To build a LinuxBIOS image that actually contains a small Linux system in the BIOS we suggest that you have a look at the buildrom utility that downloads and compiles all required components.
that a in and .
Downloading Buildrom ==
To check buildrom out of the subversion repository, please use
svn co svn:// linuxbios. org/ buildrom
You can also get a slightly newer ( and OLPC specific) version at the [http:// devel. laptop. org/ OLPC web page]
== Further Information ==
== Further Information ==
Work in progress
Please keep in mind that this tutorial is a work in progress. Configuration files will be added and changed.
Implementations of Linux payloads
- The buildrom utility can download and compile all required components, but it is not compatible with modern Coreboot.
- There is a page on Coreboot about PetitBoot. See Petitboot.
Quick and easy Linux payloads with Buildroot
What is Buildroot?
Buildroot is a series of makefiles and a simple configuration interface (kconfig, etc) which makes it easy to build very small embedded systems. The tool is readily available, so we should make use of it to create highly-customized payloads for Coreboot. And yes, we can have sl in our boot firmware!
This is useful as a Coreboot payload because we can incorporate components like kexec, flashrom, cryptsetup, full gnupg, and embedded tools like Busybox to create a usable system image intended to allow us to boot our computer, or something else entirely.
Buildroot's build system verifies all of its downloaded packages hashes, including the toolchain, so it's build system is reasonably secure. It does have support for reproducible builds, but more extensive testing is required. It also provides stable releases.
As a very simple example to build from, let's consider the [board:lenovo/x230|ThinkPad X230]. It has a 4M flash chip and an 8M flash chip, summed together into a "virtual" 12M flash chip. This poses a problem - the BIOS region is 7M, but this is including the 4M chip. It is possible to flash internally, and not have to attach a programmer to each chip and "split" a complete Coreboot image across the two flash chips.
Due to space constraints, networking doesn't seem possible to incorporate. We need to reduce the size of the compressed initrd image to around 900k. In this tutorial, we create a simple payload that includes Flashrom and the means to mount USB drives, in order to flash an image that takes advantage of the full 7M region (or more, if we reduce the ME region using https://github.com/corna/me_cleaner).

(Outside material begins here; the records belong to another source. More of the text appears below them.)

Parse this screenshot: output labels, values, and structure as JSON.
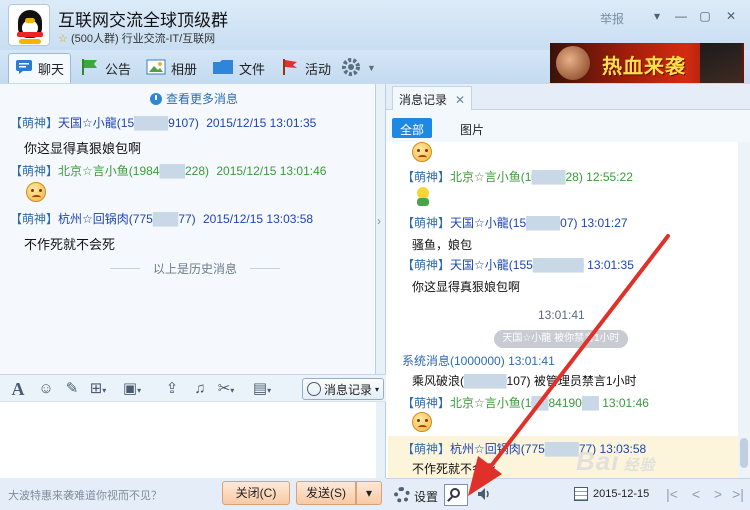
{
  "window": {
    "title": "互联网交流全球顶级群",
    "subtitle": "(500人群) 行业交流-IT/互联网",
    "report_label": "举报",
    "star": "☆"
  },
  "tabs": [
    {
      "label": "聊天",
      "icon": "chat-icon"
    },
    {
      "label": "公告",
      "icon": "announcement-icon"
    },
    {
      "label": "相册",
      "icon": "album-icon"
    },
    {
      "label": "文件",
      "icon": "folder-icon"
    },
    {
      "label": "活动",
      "icon": "flag-icon"
    }
  ],
  "banner": {
    "text": "热血来袭"
  },
  "chat": {
    "more_label": "查看更多消息",
    "messages": [
      {
        "badge": "【萌神】",
        "nick": "天国☆小龍(15",
        "nick_tail": "9107)",
        "time": "2015/12/15 13:01:35",
        "text": "你这显得真狠娘包啊",
        "color": "blue"
      },
      {
        "badge": "【萌神】",
        "nick": "北京☆言小鱼(1984",
        "nick_tail": "228)",
        "time": "2015/12/15 13:01:46",
        "text": "",
        "color": "green"
      },
      {
        "badge": "【萌神】",
        "nick": "杭州☆回锅肉(775",
        "nick_tail": "77)",
        "time": "2015/12/15 13:03:58",
        "text": "不作死就不会死",
        "color": "blue"
      }
    ],
    "history_label": "以上是历史消息"
  },
  "toolbar": {
    "history_button": "消息记录"
  },
  "footer": {
    "ad_text": "大波特惠来袭难道你视而不见？",
    "close_label": "关闭(C)",
    "send_label": "发送(S)"
  },
  "history_panel": {
    "tab_label": "消息记录",
    "filters": [
      "全部",
      "图片"
    ],
    "entries": [
      {
        "badge": "【萌神】",
        "nick": "北京☆言小鱼(1",
        "nick_tail": "28)",
        "time": "12:55:22",
        "color": "green"
      },
      {
        "badge": "【萌神】",
        "nick": "天国☆小龍(15",
        "nick_tail": "07)",
        "time": "13:01:27",
        "color": "blue",
        "text": "骚鱼，娘包"
      },
      {
        "badge": "【萌神】",
        "nick": "天国☆小龍(155",
        "nick_tail": "",
        "time": "13:01:35",
        "color": "blue",
        "text": "你这显得真狠娘包啊"
      }
    ],
    "separator_time": "13:01:41",
    "system_note": "天国☆小龍 被你禁言1小时",
    "system_line": {
      "name": "系统消息(1000000)",
      "time": "13:01:41",
      "text_a": "乘风破浪(",
      "text_b": "107) 被管理员禁言1小时"
    },
    "entry_after": {
      "badge": "【萌神】",
      "nick": "北京☆言小鱼(1",
      "nick_tail": "84190",
      "time": "13:01:46"
    },
    "last": {
      "badge": "【萌神】",
      "nick": "杭州☆回锅肉(775",
      "nick_tail": "77)",
      "time": "13:03:58",
      "text": "不作死就不会死"
    },
    "settings_label": "设置",
    "date": "2015-12-15"
  },
  "watermark": {
    "text": "Bai",
    "suffix": "经验"
  },
  "colors": {
    "accent": "#1e88e5",
    "arrow": "#e0302a",
    "blue_nick": "#1c45b4",
    "green_nick": "#3a9a3a"
  }
}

In order to reduce space, the Musl standard C library was used. This can produce noticeably smaller binaries than uclibc-ng. Furthermore, ncurses was not installed, so no C++ library was included.

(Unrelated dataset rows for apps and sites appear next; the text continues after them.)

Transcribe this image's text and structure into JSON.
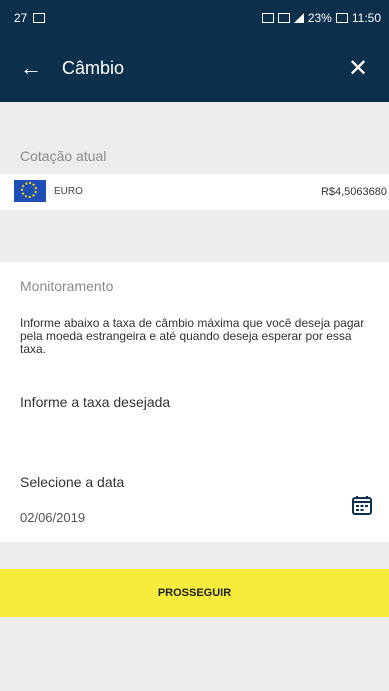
{
  "status": {
    "left_time": "27",
    "battery": "23%",
    "time": "11:50"
  },
  "header": {
    "back_icon": "back-arrow-icon",
    "title": "Câmbio",
    "close_icon": "close-icon"
  },
  "quote": {
    "label": "Cotação atual",
    "currency": "EURO",
    "rate": "R$4,5063680"
  },
  "monitor": {
    "label": "Monitoramento",
    "description": "Informe abaixo a taxa de câmbio máxima que você deseja pagar pela moeda estrangeira e até quando deseja esperar por essa taxa.",
    "rate_input_label": "Informe a taxa desejada"
  },
  "date": {
    "label": "Selecione a data",
    "value": "02/06/2019"
  },
  "action": {
    "proceed_label": "PROSSEGUIR"
  },
  "colors": {
    "header_bg": "#0c2f4c",
    "proceed_bg": "#f6ec3b"
  }
}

We elect to remove all the networking utilities and certain other utilities. Components like udhcpcd and ip took up a lot of space relatively.
The only package added was Flashrom. This selected dmidecode, pciutils, libusb, and libftdi.
Select musl-libc as C standard library.
Do not enable C++ support for size. Programs like ncurses, sl, etc will select this.
All non-essential components were removed. We are left with basic support for Intel processors, no network support, and support for ext4 and a few miscellaneous filesystems. It's trivial to enable these again.
We simply select a Linux payload as our payload, and point to the initrd and kernel image to the respective Buildroot rootfs and bzImage.
Future things to think about
- Add an additional option to Coreboot's kconfig to use a stable Buildroot release and include configuration files for a "simple" initrd with support for networking, kexec, flashrom and miscellaneous system utilities.